One of those officers, Zone 6 patrolman Joseph Morrison, was called to the stand Thursday. Morrison took after-hours patrol jobs at Gateway View Plaza on several occasions throughout January and February.

While he did witness picketers frequently taunt workers at the facility and attempt to block incoming and outgoing vehicles, Morrison said he never witnessed any damage to company property or violence.

Post-Gazette attorney Brian Hentosz, however, questioned whether interruptions to the newspaper’s bi-weekly print distribution could count as damage to company property.

Hentosz pressed striking Post-Gazette copy editor John Santa on the matter upon taking the stand.

Santa told Judge Mary McGinley that the unions’ goal has always been to slow down operations at Gateway View Plaza, and “make things difficult for the scabs.”

At the same time, Santa, Tanner and John Clark, president of the CWA local representing the paper’s mailers, all testified that they have not witnessed, encouraged nor planned any violence or damage of property while picketing.

The National Labor Relations Board is currently investigating multiple unfair labor practice charges the unions filed against the Post-Gazette for allegedly prohibiting employees from picketing at the facility’s common spaces, like the parking lot.

Winslow and long-time Post-Gazette union attorney Joe Pass — who is also a defendant in the case — argued the charges must be resolved before a state or local court can claim jurisdiction in the case.

During the hearing, the United States Supreme Court ruled on another case that tested whether the courts or the NLRB have jurisdiction in strike-related cases. The board is tasked with resolving labor disputes under federal law. The 8-1 majority opinion issued Thursday, however, argued that because striking workers had intentionally caused damage to company property, the case could continue in state court.

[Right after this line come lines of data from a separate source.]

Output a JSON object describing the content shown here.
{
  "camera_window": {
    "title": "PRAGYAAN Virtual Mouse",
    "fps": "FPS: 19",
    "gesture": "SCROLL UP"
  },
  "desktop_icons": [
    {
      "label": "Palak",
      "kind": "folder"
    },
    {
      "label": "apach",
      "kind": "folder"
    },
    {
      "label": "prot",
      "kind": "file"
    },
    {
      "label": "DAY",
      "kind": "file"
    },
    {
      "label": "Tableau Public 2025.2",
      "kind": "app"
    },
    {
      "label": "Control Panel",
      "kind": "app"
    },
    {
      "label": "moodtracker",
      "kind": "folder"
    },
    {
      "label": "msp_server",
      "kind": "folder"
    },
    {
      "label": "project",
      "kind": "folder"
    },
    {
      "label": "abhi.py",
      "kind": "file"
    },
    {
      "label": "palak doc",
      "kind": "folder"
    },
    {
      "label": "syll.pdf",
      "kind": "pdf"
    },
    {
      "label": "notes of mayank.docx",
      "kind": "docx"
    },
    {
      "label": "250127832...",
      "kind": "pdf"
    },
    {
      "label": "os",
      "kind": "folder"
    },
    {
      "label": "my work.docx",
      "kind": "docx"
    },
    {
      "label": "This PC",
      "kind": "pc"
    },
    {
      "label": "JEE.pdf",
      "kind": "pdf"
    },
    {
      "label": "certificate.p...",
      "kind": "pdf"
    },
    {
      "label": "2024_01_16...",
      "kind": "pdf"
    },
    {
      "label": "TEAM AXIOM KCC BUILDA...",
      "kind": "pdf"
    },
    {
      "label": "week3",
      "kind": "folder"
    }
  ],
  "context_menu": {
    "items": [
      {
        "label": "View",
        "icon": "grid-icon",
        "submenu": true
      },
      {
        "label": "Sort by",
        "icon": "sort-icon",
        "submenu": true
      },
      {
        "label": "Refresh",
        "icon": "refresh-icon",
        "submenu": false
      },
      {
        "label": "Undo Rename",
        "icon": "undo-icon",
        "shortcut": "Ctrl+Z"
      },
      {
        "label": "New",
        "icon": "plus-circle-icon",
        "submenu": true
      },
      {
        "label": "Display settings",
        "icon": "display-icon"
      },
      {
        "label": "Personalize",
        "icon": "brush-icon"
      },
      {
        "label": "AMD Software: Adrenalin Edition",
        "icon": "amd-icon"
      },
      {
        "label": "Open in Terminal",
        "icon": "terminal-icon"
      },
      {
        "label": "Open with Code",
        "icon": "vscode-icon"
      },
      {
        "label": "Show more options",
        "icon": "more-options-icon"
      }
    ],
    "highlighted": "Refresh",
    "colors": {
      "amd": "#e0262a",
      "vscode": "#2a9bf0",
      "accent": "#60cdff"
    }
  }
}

Jillian Forstadt is an education reporter at 90.5 WESA. Before moving to Pittsburgh, she covered affordable housing, homelessness and rural health care at WSKG Public Radio in Binghamton, New York. Her reporting has appeared on NPR’s Morning Edition.